Things to be considered when arranging Professional Indemnity Insurance

This article from our partnerMFL, outlines important things you need to consider when arranging Professional Indemnity Insurance for your design business.

Cost vs. Benefit

While it can often be tempting to go for the cheapest option on the market, especially if you are just starting, it is important to bear the adage ‘you get what you pay for’ in mind.

Whilst you can go online and purchase a cheap Professional Indemnity policy, you should always take care to ensure that the product you are buying will provide the level of coverage and support you are expecting.

NOTE: We are able to discuss your requirements and provide clear and concise details of the nature of the cover being provided together with details of the services offered to you.

How much cover should I buy?

A common question relates to the level of cover you should purchase and, as this can typically vary from £100,000 to £10,000,000 (although some businesses may require more than £10m), and will determine the cost of the cover, it is an important consideration.

Unfortunately, as there is no hard and fast rule, we would also recommend that you contact us to discuss your requirements in detail. However, as a starting point, you could consider the following questions:

  • What is the value of the Project?
  • What is the absolute worst-case scenario for a Project and what would this cost fix?
  • What are the Clients asking for as part of your appointment?

This can be a daunting question, but it can have serious ramifications for your practice if you select a level of cover that may not fully cover any potential claims. As a result, it is a subject that needs to be considered carefully.

How long do I need to maintain cover or a certain level of cover?

One of the key differences between Professional Indemnity Insurance and other insurance policies is that it is written on what is called a ‘Claims Made’ basis. What this means is that it is the policy in force at the time the claim is made against you that deals with it, rather than the policy in force at the time the work was done.

As an example, you are asked to complete a Project in 2019, but the Client doesn’t claim you until 2023. As a result, it is the policy in force in 2023 that deals with the claim rather than the cover in place in 2019.

As such, it is important to realise that the need to maintain cover will continue long after any Projects are completed and may even extend beyond your eventual retirement. Because of this, we would also recommend that cover is maintained throughout your career with provisions made to cover any potential liabilities into your retirement.

When can a claim be made?

Another factor to be considered when selecting the level of cover and the future renewals of the policy is the period within which a claim can be made against you.

The starting point when considering the period within which a claim can be made is the Limitation Act 1980 and the Latent Damage Act 1986, which provide that a claim can be brought up to six years after the work was completed or three years after the Client could reasonably be expected to know they had a claim.
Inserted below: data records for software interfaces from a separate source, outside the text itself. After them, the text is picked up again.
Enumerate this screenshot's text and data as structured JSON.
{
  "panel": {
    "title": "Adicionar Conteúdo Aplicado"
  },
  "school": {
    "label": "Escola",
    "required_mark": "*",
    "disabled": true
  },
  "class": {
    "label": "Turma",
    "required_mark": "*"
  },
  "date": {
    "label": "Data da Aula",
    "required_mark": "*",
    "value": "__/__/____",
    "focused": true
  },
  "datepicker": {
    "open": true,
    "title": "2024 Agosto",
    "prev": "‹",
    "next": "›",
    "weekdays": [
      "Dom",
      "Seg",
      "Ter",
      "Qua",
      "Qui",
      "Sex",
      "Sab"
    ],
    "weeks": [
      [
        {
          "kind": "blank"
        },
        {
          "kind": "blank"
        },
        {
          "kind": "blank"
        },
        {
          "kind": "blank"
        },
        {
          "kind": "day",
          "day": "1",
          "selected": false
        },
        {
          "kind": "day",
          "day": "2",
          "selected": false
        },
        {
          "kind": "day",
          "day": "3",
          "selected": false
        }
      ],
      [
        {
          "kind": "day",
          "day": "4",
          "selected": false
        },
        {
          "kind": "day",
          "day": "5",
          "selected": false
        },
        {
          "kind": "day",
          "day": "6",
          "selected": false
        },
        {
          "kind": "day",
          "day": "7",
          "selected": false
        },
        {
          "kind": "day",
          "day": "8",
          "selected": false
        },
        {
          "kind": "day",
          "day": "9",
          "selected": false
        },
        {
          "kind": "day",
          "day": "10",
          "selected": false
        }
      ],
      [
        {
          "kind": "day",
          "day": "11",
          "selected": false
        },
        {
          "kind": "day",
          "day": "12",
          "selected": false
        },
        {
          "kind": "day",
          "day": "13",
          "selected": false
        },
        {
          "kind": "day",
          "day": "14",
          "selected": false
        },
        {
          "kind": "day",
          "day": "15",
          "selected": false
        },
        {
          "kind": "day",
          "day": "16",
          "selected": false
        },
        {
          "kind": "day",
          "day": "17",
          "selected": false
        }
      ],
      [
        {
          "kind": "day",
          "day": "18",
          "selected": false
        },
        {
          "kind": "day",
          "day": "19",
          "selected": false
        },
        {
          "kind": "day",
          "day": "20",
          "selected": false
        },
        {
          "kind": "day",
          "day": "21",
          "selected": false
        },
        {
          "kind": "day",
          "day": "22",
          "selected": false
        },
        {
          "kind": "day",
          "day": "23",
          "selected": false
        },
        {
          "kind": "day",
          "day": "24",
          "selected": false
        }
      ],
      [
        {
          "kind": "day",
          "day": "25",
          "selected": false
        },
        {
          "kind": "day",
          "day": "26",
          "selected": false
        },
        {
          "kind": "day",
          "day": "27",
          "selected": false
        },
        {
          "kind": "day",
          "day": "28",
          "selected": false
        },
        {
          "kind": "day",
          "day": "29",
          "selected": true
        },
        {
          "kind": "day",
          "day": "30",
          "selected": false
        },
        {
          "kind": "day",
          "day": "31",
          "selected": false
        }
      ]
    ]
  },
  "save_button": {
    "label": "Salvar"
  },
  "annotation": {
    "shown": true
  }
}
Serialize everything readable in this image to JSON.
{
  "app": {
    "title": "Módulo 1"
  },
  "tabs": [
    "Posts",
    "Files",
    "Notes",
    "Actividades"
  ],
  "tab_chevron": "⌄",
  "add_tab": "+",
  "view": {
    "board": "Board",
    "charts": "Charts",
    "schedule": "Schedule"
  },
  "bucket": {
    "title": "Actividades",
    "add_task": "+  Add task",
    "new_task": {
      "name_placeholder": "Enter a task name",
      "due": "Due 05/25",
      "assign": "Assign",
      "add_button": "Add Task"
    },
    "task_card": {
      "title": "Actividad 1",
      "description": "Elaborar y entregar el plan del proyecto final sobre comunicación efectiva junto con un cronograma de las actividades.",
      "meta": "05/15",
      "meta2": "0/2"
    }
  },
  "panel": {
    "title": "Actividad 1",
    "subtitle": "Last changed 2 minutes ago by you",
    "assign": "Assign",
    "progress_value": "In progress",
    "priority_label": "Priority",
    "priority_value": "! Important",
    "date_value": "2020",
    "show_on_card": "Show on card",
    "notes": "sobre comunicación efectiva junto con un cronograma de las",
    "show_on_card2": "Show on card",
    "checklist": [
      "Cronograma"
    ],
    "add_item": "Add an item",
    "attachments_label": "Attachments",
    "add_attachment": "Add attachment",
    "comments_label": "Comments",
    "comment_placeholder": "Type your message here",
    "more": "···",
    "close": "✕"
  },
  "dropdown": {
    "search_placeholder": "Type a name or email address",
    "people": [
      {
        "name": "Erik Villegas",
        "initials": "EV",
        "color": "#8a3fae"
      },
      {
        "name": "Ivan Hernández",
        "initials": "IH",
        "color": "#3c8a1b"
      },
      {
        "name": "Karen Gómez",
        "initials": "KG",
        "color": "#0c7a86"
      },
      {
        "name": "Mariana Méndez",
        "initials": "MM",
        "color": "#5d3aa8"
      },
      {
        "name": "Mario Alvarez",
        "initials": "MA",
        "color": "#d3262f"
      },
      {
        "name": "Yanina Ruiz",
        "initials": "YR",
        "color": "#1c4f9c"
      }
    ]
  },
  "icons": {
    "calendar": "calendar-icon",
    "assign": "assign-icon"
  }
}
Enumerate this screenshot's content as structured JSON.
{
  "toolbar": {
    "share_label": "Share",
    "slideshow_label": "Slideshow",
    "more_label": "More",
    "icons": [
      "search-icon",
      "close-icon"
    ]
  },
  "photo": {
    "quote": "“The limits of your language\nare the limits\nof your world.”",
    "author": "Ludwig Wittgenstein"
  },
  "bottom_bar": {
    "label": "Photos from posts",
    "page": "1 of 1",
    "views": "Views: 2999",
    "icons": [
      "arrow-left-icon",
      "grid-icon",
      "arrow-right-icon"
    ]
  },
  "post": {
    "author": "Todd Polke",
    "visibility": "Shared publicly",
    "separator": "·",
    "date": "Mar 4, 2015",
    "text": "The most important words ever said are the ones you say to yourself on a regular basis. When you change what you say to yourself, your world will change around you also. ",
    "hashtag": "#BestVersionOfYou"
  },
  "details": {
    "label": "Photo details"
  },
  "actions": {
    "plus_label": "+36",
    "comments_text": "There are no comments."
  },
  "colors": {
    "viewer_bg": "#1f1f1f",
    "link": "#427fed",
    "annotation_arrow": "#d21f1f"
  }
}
This is also subject to an absolute time-bar of fifteen years, often referred to as the ‘Long Stop’, which prevents any claims being made after this point.

So, as a starting point, you can be liable for any work for at least 6 years.

However, when considering the period of liability, it is also important to remember the terms of any appointments with the Clients as they can also set out clear time limits within which claims can be made or obligations to maintain cover for a certain period of time.


By way of an example, any contract signed ‘Under Deed’ will create a liability period of 12 years and will often state that the agreed limit of indemnity will be maintained for the same period.

In addition to the implications for your Professional Indemnity Insurance, it is important to note that if you alter the level of cover or fail to maintain it for the agreed period,  you may also be in breach of the contract.

There are likely to be a number of other factors that need to be considered when taking out or renewing Professional Indemnity Insurance and we are happy to answer any questions you may have.